Citation: Horvath M, Steinbiss H-H and Reiss B (2017) Gene Targeting Without DSB Induction Is Inefficient in Barley. Front. Plant Sci. 7:1973. doi: 10.3389/fpls.2016.01973

Received: 25 August 2016; Accepted: 13 December 2016;
Published: 05 January 2017.

Edited by:

Anne Bagg Britt, University of California, Davis, USA

Reviewed by:

Barbara Hohn, Friedrich Miescher Institute for Biomedical Research, Switzerland
Goetz Hensel, Institute of Plant Genetics and Crop Plant Research (LG), Germany

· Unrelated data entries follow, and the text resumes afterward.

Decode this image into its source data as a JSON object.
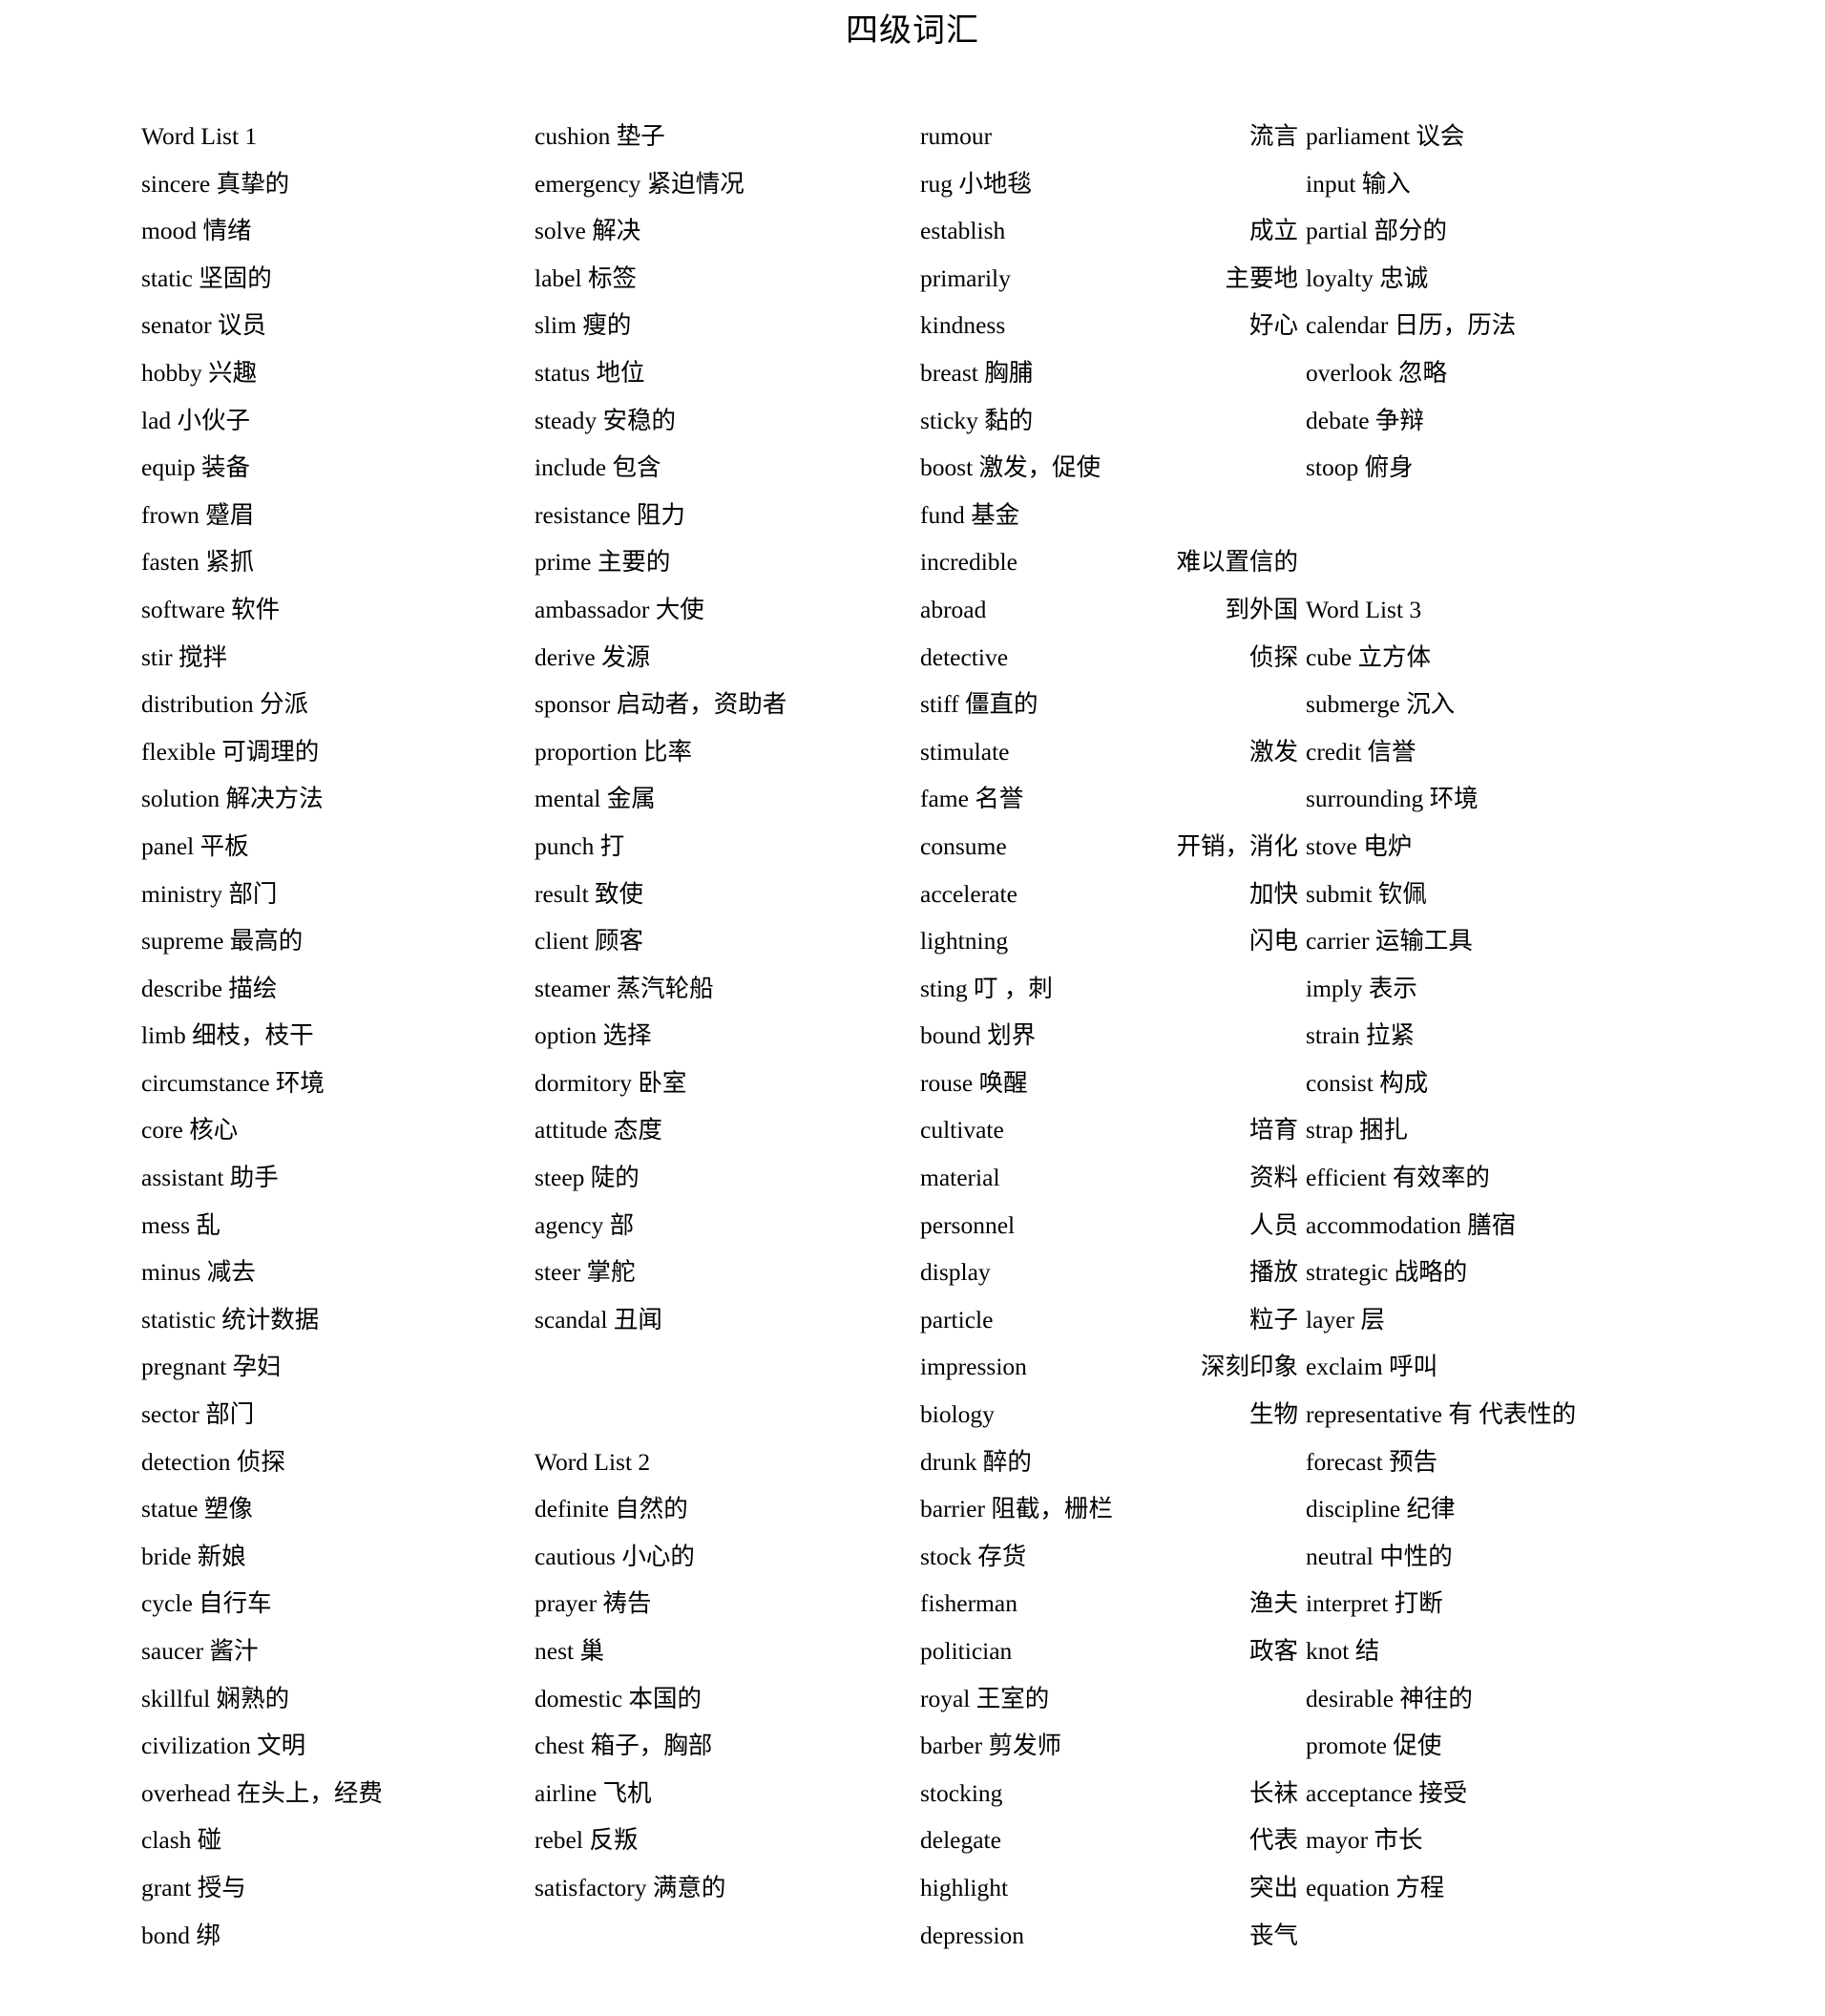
{
  "document": {
    "title": "四级词汇"
  },
  "columns": [
    {
      "name": "column-1",
      "entries": [
        {
          "en": "Word List 1",
          "cn": "",
          "heading": true
        },
        {
          "en": "sincere",
          "cn": "真挚的"
        },
        {
          "en": "mood",
          "cn": "情绪"
        },
        {
          "en": "static",
          "cn": "坚固的"
        },
        {
          "en": "senator",
          "cn": "议员"
        },
        {
          "en": "hobby",
          "cn": "兴趣"
        },
        {
          "en": "lad",
          "cn": "小伙子"
        },
        {
          "en": "equip",
          "cn": "装备"
        },
        {
          "en": "frown",
          "cn": "蹙眉"
        },
        {
          "en": "fasten",
          "cn": "紧抓"
        },
        {
          "en": "software",
          "cn": "软件"
        },
        {
          "en": "stir",
          "cn": "搅拌"
        },
        {
          "en": "distribution",
          "cn": "分派"
        },
        {
          "en": "flexible",
          "cn": "可调理的"
        },
        {
          "en": "solution",
          "cn": "解决方法"
        },
        {
          "en": "panel",
          "cn": "平板"
        },
        {
          "en": "ministry",
          "cn": "部门"
        },
        {
          "en": "supreme",
          "cn": "最高的"
        },
        {
          "en": "describe",
          "cn": "描绘"
        },
        {
          "en": "limb",
          "cn": "细枝，枝干"
        },
        {
          "en": "circumstance",
          "cn": "环境"
        },
        {
          "en": "core",
          "cn": "核心"
        },
        {
          "en": "assistant",
          "cn": "助手"
        },
        {
          "en": "mess",
          "cn": "乱"
        },
        {
          "en": "minus",
          "cn": "减去"
        },
        {
          "en": "statistic",
          "cn": "统计数据"
        },
        {
          "en": "pregnant",
          "cn": "孕妇"
        },
        {
          "en": "sector",
          "cn": "部门"
        },
        {
          "en": "detection",
          "cn": "侦探"
        },
        {
          "en": "statue",
          "cn": "塑像"
        },
        {
          "en": "bride",
          "cn": "新娘"
        },
        {
          "en": "cycle",
          "cn": "自行车"
        },
        {
          "en": "saucer",
          "cn": "酱汁"
        },
        {
          "en": "skillful",
          "cn": "娴熟的"
        },
        {
          "en": "civilization",
          "cn": "文明"
        },
        {
          "en": "overhead",
          "cn": "在头上，经费"
        },
        {
          "en": "clash",
          "cn": "碰"
        },
        {
          "en": "grant",
          "cn": "授与"
        },
        {
          "en": "bond",
          "cn": "绑"
        }
      ]
    },
    {
      "name": "column-2",
      "entries": [
        {
          "en": "cushion",
          "cn": "垫子"
        },
        {
          "en": "emergency",
          "cn": "紧迫情况"
        },
        {
          "en": "solve",
          "cn": "解决"
        },
        {
          "en": "label",
          "cn": "标签"
        },
        {
          "en": "slim",
          "cn": "瘦的"
        },
        {
          "en": "status",
          "cn": "地位"
        },
        {
          "en": "steady",
          "cn": "安稳的"
        },
        {
          "en": "include",
          "cn": "包含"
        },
        {
          "en": "resistance",
          "cn": "阻力"
        },
        {
          "en": "prime",
          "cn": "主要的"
        },
        {
          "en": "ambassador",
          "cn": "大使"
        },
        {
          "en": "derive",
          "cn": "发源"
        },
        {
          "en": "sponsor",
          "cn": "启动者，资助者",
          "wrap": true
        },
        {
          "en": "proportion",
          "cn": "比率"
        },
        {
          "en": "mental",
          "cn": "金属"
        },
        {
          "en": "punch",
          "cn": "打"
        },
        {
          "en": "result",
          "cn": "致使"
        },
        {
          "en": "client",
          "cn": "顾客"
        },
        {
          "en": "steamer",
          "cn": "蒸汽轮船"
        },
        {
          "en": "option",
          "cn": "选择"
        },
        {
          "en": "dormitory",
          "cn": "卧室"
        },
        {
          "en": "attitude",
          "cn": "态度"
        },
        {
          "en": "steep",
          "cn": "陡的"
        },
        {
          "en": "agency",
          "cn": "部"
        },
        {
          "en": "steer",
          "cn": "掌舵"
        },
        {
          "en": "scandal",
          "cn": "丑闻"
        },
        {
          "en": "",
          "cn": "",
          "blank": true
        },
        {
          "en": "",
          "cn": "",
          "blank": true
        },
        {
          "en": "Word List 2",
          "cn": "",
          "heading": true
        },
        {
          "en": "definite",
          "cn": "自然的"
        },
        {
          "en": "cautious",
          "cn": "小心的"
        },
        {
          "en": "prayer",
          "cn": "祷告"
        },
        {
          "en": "nest",
          "cn": "巢"
        },
        {
          "en": "domestic",
          "cn": "本国的"
        },
        {
          "en": "chest",
          "cn": "箱子，胸部"
        },
        {
          "en": "airline",
          "cn": "飞机"
        },
        {
          "en": "rebel",
          "cn": "反叛"
        },
        {
          "en": "satisfactory",
          "cn": "满意的"
        }
      ]
    },
    {
      "name": "column-3",
      "entries": [
        {
          "en": "rumour",
          "cn": "流言"
        },
        {
          "en": "rug",
          "cn": "小地毯",
          "tight": true
        },
        {
          "en": "establish",
          "cn": "成立"
        },
        {
          "en": "primarily",
          "cn": "主要地"
        },
        {
          "en": "kindness",
          "cn": "好心"
        },
        {
          "en": "breast",
          "cn": "胸脯",
          "tight": true
        },
        {
          "en": "sticky",
          "cn": "黏的",
          "tight": true
        },
        {
          "en": "boost",
          "cn": "激发，促使",
          "tight": true
        },
        {
          "en": "fund",
          "cn": "基金",
          "tight": true
        },
        {
          "en": "incredible",
          "cn": "难以置信的"
        },
        {
          "en": "abroad",
          "cn": "到外国"
        },
        {
          "en": "detective",
          "cn": "侦探"
        },
        {
          "en": "stiff",
          "cn": "僵直的",
          "tight": true
        },
        {
          "en": "stimulate",
          "cn": "激发"
        },
        {
          "en": "fame",
          "cn": "名誉",
          "tight": true
        },
        {
          "en": "consume",
          "cn": "开销，消化"
        },
        {
          "en": "accelerate",
          "cn": "加快"
        },
        {
          "en": "lightning",
          "cn": "闪电"
        },
        {
          "en": "sting",
          "cn": "叮        ，刺",
          "tight": true
        },
        {
          "en": "bound",
          "cn": "划界",
          "tight": true
        },
        {
          "en": "rouse",
          "cn": "唤醒",
          "tight": true
        },
        {
          "en": "cultivate",
          "cn": "培育"
        },
        {
          "en": "material",
          "cn": "资料"
        },
        {
          "en": "personnel",
          "cn": "人员"
        },
        {
          "en": "display",
          "cn": "播放"
        },
        {
          "en": "particle",
          "cn": "粒子"
        },
        {
          "en": "impression",
          "cn": "深刻印象"
        },
        {
          "en": "biology",
          "cn": "生物"
        },
        {
          "en": "drunk",
          "cn": "醉的",
          "tight": true
        },
        {
          "en": "barrier",
          "cn": "阻截，栅栏",
          "tight": true
        },
        {
          "en": "stock",
          "cn": "存货",
          "tight": true
        },
        {
          "en": "fisherman",
          "cn": "渔夫"
        },
        {
          "en": "politician",
          "cn": "政客"
        },
        {
          "en": "royal",
          "cn": "王室的",
          "tight": true
        },
        {
          "en": "barber",
          "cn": "剪发师",
          "tight": true
        },
        {
          "en": "stocking",
          "cn": "长袜"
        },
        {
          "en": "delegate",
          "cn": "代表"
        },
        {
          "en": "highlight",
          "cn": "突出"
        },
        {
          "en": "depression",
          "cn": "丧气"
        }
      ]
    },
    {
      "name": "column-4",
      "entries": [
        {
          "en": "parliament",
          "cn": "议会"
        },
        {
          "en": "input",
          "cn": "输入"
        },
        {
          "en": "partial",
          "cn": "部分的"
        },
        {
          "en": "loyalty",
          "cn": "忠诚"
        },
        {
          "en": "calendar",
          "cn": "日历，历法"
        },
        {
          "en": "overlook",
          "cn": "忽略"
        },
        {
          "en": "debate",
          "cn": "争辩"
        },
        {
          "en": "stoop",
          "cn": "俯身"
        },
        {
          "en": "",
          "cn": "",
          "blank": true
        },
        {
          "en": "",
          "cn": "",
          "blank": true
        },
        {
          "en": "Word List 3",
          "cn": "",
          "heading": true
        },
        {
          "en": "cube",
          "cn": "立方体"
        },
        {
          "en": "submerge",
          "cn": "沉入"
        },
        {
          "en": "credit",
          "cn": "信誉"
        },
        {
          "en": "surrounding",
          "cn": "环境"
        },
        {
          "en": "stove",
          "cn": "电炉"
        },
        {
          "en": "submit",
          "cn": "钦佩"
        },
        {
          "en": "carrier",
          "cn": "运输工具"
        },
        {
          "en": "imply",
          "cn": "表示"
        },
        {
          "en": "strain",
          "cn": "拉紧"
        },
        {
          "en": "consist",
          "cn": "构成"
        },
        {
          "en": "strap",
          "cn": "捆扎"
        },
        {
          "en": "efficient",
          "cn": "有效率的"
        },
        {
          "en": "accommodation",
          "cn": "膳宿"
        },
        {
          "en": "strategic",
          "cn": "战略的"
        },
        {
          "en": "layer",
          "cn": "层"
        },
        {
          "en": "exclaim",
          "cn": "呼叫"
        },
        {
          "en": "representative",
          "cn": "有 代表性的",
          "wrap": true
        },
        {
          "en": "forecast",
          "cn": "预告"
        },
        {
          "en": "discipline",
          "cn": "纪律"
        },
        {
          "en": "neutral",
          "cn": "中性的"
        },
        {
          "en": "interpret",
          "cn": "打断"
        },
        {
          "en": "knot",
          "cn": "结"
        },
        {
          "en": "desirable",
          "cn": "神往的"
        },
        {
          "en": "promote",
          "cn": "促使"
        },
        {
          "en": "acceptance",
          "cn": "接受"
        },
        {
          "en": "mayor",
          "cn": "市长"
        },
        {
          "en": "equation",
          "cn": "方程"
        }
      ]
    }
  ]
}
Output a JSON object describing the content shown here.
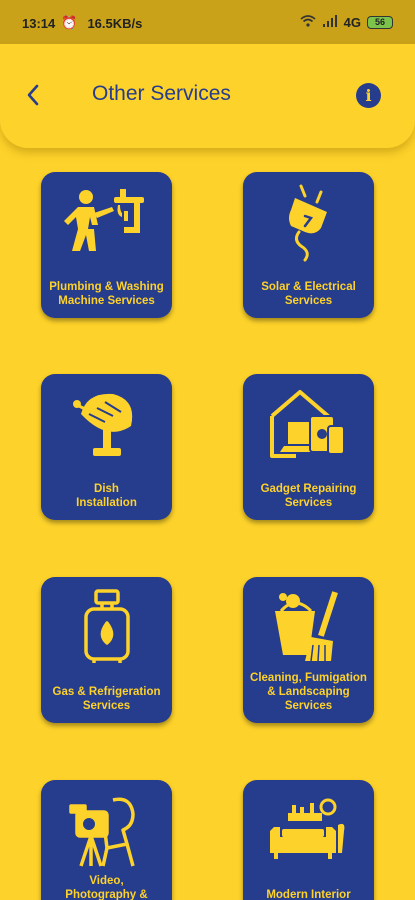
{
  "status_bar": {
    "time": "13:14",
    "speed": "16.5KB/s",
    "network": "4G",
    "battery": "56",
    "icons": [
      "alarm-icon",
      "wifi-icon",
      "signal-icon",
      "battery-icon"
    ]
  },
  "header": {
    "title": "Other Services",
    "back_icon": "chevron-left-icon",
    "info_label": "i"
  },
  "services": [
    {
      "label": "Plumbing & Washing\nMachine Services",
      "icon": "plumber-icon"
    },
    {
      "label": "Solar & Electrical\nServices",
      "icon": "electric-plug-icon"
    },
    {
      "label": "Dish\nInstallation",
      "icon": "satellite-dish-icon"
    },
    {
      "label": "Gadget Repairing\nServices",
      "icon": "gadgets-icon"
    },
    {
      "label": "Gas & Refrigeration\nServices",
      "icon": "gas-cylinder-icon"
    },
    {
      "label": "Cleaning, Fumigation\n& Landscaping\nServices",
      "icon": "cleaning-bucket-icon"
    },
    {
      "label": "Video,\nPhotography &\nGraphics Services",
      "icon": "camera-operator-icon"
    },
    {
      "label": "Modern Interior\nDesign",
      "icon": "interior-sofa-icon"
    }
  ],
  "colors": {
    "background": "#FDD22A",
    "card": "#263C8C",
    "accent_text": "#FDD22A"
  }
}
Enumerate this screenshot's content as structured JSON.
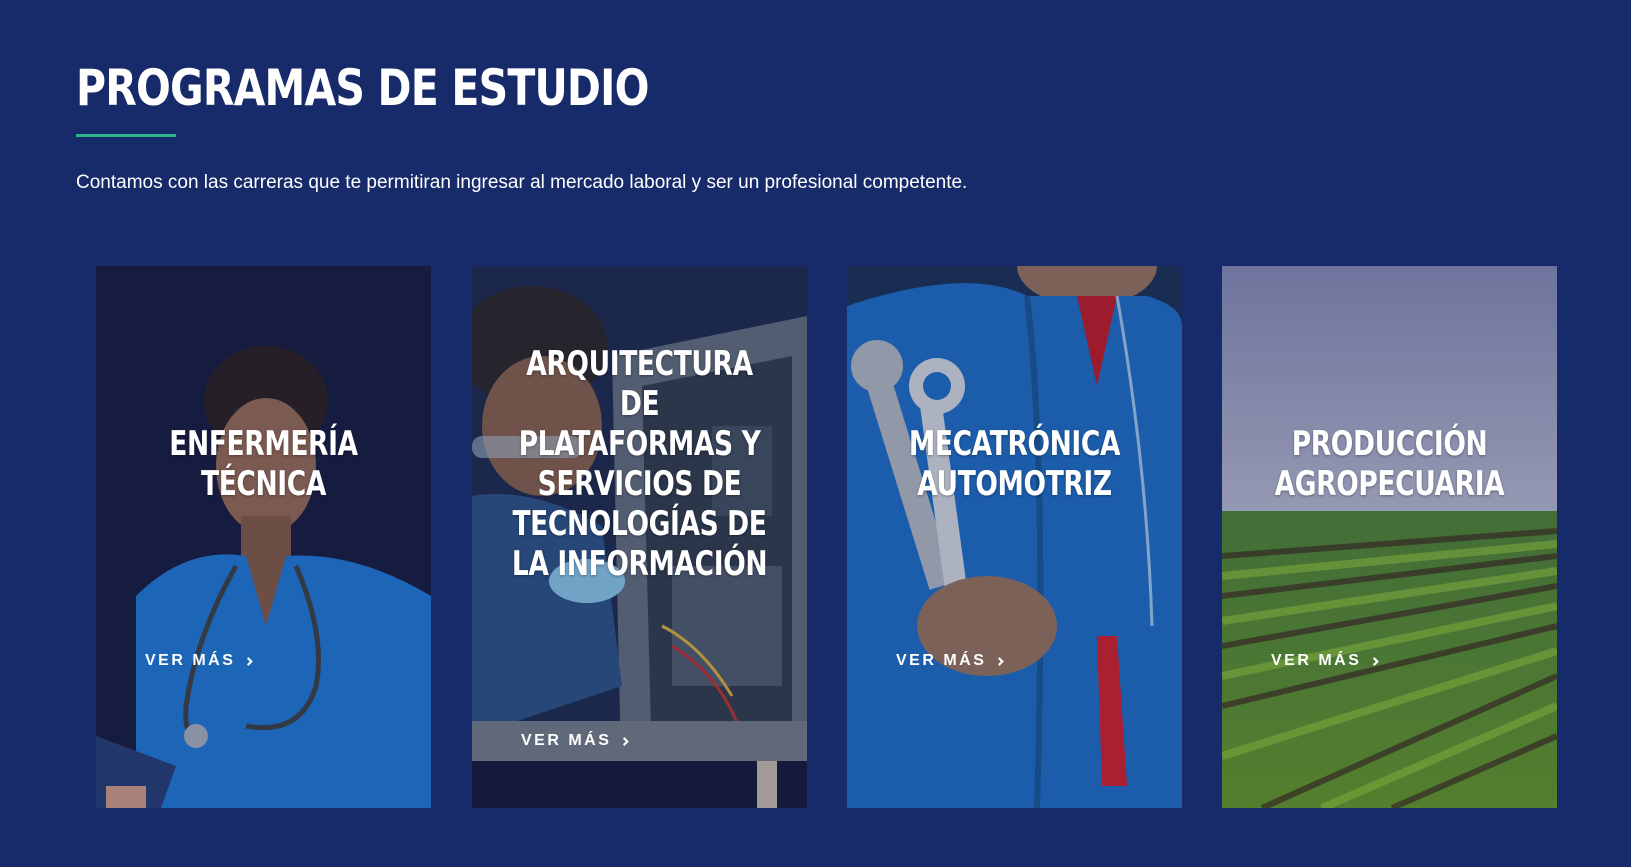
{
  "section": {
    "title": "PROGRAMAS DE ESTUDIO",
    "intro": "Contamos con las carreras que te permitiran ingresar al mercado laboral y ser un profesional competente."
  },
  "cards": [
    {
      "title_lines": [
        "ENFERMERÍA",
        "TÉCNICA"
      ],
      "cta": "VER MÁS",
      "image": "nurse-photo"
    },
    {
      "title_lines": [
        "ARQUITECTURA",
        "DE",
        "PLATAFORMAS Y",
        "SERVICIOS DE",
        "TECNOLOGÍAS DE",
        "LA INFORMACIÓN"
      ],
      "cta": "VER MÁS",
      "image": "technician-computer-photo"
    },
    {
      "title_lines": [
        "MECATRÓNICA",
        "AUTOMOTRIZ"
      ],
      "cta": "VER MÁS",
      "image": "mechanic-wrench-photo"
    },
    {
      "title_lines": [
        "PRODUCCIÓN",
        "AGROPECUARIA"
      ],
      "cta": "VER MÁS",
      "image": "crop-field-photo"
    }
  ],
  "colors": {
    "background": "#172a6a",
    "accent": "#2bb58a",
    "text": "#ffffff"
  },
  "icons": {
    "cta_icon": "chevron-right-icon"
  }
}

Copyright © 2017 Horvath, Steinbiss and Reiss. This is an open-access article distributed under the terms of the Creative Commons Attribution License (CC BY). The use, distribution or reproduction in other forums is permitted, provided the original author(s) or licensor are credited and that the original publication in this journal is cited, in accordance with accepted academic practice. No use, distribution or reproduction is permitted which does not comply with these terms.

*Correspondence: Bernd Reiss, reiss@mpipz.mpg.de